This approach to the changing financial services market is worth noting. While banks bring an extensive customer network, large-scale operational capability, regulatory expertise and well-oiled operations, fintech firms bring innovation, nimbleness and a brass-tacks approach to new services.
To capitalize on the potential of a fintech partnership, banks should consider these Top 5 ideas:
1. Partnering with a fintech firm is like “sourcing” solutions. Banks should consider working with fintech firms as an opportunity to identify solutions that help them become more agile and achieve faster returns. Just as banks have sourced IT services from traditional IT firms like IBM and Indian-heritage service providers, they can now source a specific set of technology services from fintech firms. As startup fintech firms continue to make the world aware of their capabilities, banks should expect to see fintechs participate more and more in the sourcing process, and banks should use the sourcing process to understand and evaluate fintech solutions.
2. Look primarily for innovation. Finding the right fintech firm comes down to identifying which firms can innovate faster and which can offer the most meaningful services. The ultimate winner of the investment in innovation and service should be the end customer. Innovation in this context needs to result in better services—like faster payments and cheaper loans—that enhance the relationship between banks and their customers.
3. Exercise your right to be nimble. Most banks are burdened by legacy systems that keep them from being able to react quickly to market demands. Because fintech firms are not weighed down by older IT hardware and software, they can develop solutions quickly and continuously improve the user experience.

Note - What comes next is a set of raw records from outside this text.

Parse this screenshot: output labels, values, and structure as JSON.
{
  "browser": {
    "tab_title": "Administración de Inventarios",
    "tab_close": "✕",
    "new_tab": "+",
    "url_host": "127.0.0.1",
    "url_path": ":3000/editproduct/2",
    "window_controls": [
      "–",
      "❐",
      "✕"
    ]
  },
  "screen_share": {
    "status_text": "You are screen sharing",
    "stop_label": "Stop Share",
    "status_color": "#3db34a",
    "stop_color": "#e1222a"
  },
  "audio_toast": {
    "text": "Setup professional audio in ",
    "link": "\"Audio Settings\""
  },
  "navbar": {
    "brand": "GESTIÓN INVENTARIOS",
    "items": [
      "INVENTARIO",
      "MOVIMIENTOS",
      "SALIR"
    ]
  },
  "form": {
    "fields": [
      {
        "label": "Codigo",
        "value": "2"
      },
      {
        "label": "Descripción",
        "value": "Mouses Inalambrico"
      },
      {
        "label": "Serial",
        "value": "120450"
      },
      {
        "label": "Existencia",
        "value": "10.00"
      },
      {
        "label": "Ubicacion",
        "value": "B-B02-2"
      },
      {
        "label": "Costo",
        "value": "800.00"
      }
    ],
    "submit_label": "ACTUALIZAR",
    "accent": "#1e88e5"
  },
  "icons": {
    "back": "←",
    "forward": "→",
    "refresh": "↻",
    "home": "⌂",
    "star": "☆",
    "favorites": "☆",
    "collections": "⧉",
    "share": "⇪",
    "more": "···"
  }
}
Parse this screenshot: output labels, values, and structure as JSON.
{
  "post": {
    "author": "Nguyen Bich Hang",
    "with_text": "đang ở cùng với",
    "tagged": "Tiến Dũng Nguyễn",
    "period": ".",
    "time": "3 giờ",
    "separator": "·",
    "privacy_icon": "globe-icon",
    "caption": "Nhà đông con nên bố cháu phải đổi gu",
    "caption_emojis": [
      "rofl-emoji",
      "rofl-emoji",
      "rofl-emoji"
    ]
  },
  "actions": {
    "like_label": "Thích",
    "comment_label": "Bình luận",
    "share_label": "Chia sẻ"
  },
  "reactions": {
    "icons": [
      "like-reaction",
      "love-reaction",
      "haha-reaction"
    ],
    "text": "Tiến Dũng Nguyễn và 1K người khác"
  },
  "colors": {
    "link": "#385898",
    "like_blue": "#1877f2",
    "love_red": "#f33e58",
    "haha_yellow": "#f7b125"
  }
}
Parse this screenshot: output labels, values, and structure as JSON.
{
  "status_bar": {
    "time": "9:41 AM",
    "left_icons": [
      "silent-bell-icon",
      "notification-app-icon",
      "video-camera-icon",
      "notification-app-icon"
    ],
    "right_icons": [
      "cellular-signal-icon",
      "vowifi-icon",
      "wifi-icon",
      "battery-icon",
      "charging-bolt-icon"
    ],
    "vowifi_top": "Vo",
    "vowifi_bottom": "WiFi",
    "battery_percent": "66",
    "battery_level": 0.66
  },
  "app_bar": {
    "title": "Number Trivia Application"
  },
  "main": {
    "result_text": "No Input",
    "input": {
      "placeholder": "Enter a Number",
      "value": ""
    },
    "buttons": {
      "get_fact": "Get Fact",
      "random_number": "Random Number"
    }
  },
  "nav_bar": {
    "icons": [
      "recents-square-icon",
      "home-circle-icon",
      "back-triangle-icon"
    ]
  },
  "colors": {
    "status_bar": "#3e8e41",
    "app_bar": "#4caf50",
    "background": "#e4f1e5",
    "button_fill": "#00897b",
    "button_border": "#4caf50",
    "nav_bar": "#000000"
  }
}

Leveraging fintech firms can help a bank streamline the development process and speed the shift from legacy systems to new cutting-edge technology.
4. Evaluate the risk of not leveraging fintech. Banks should fully vet various alternatives, including the alternative of not partnering with fintech firms. The risk of not investing in new ideas can keep a bank from being competitive or even allow their competition to leapfrog them with new products or markets. The Royal Bank of Scotland was burdened with legacy IT that resulted in major outages and, now, it is behind its peers. We hear about new fintech solutions for banking every week. In today’s market, not moving fast enough comes with its own dangers.
5. Update your engagement model. There are several ways to engage with fintech firms: partner with them, buy them, create a joint venture or buy their solutions. Each bank will need to decide which engagement model will help them achieve their goals. When sourcing solutions from a fintech firm, banks should consider structuring an outcome-based engagement model so a partnering fintech firm shares the risk and rewards of the deal and has the right incentives to deliver results.
ISG helps banks navigate the changing fintech field and determine what path is right for them. Contact me to discuss further.
About the author
For more than 15 years, Ankur has been serving clients in Financial Services, Retail and Telecom around the world. He has strong relationships with several global CIOs and is regarded as a thought leader with particular expertise in sourcing, IT strategy and program and vendor management. On large-scale projects, he works closely with senior executives, guiding them through IT outsourcing and ADM transaction methodology, financial due diligence, operational and performance assessments and post-contracting governance. His current clients include a leading bank, a major telecom corporation, a global insurance company and a stock exchange. Ankur holds a bachelor’s degree and an MBA.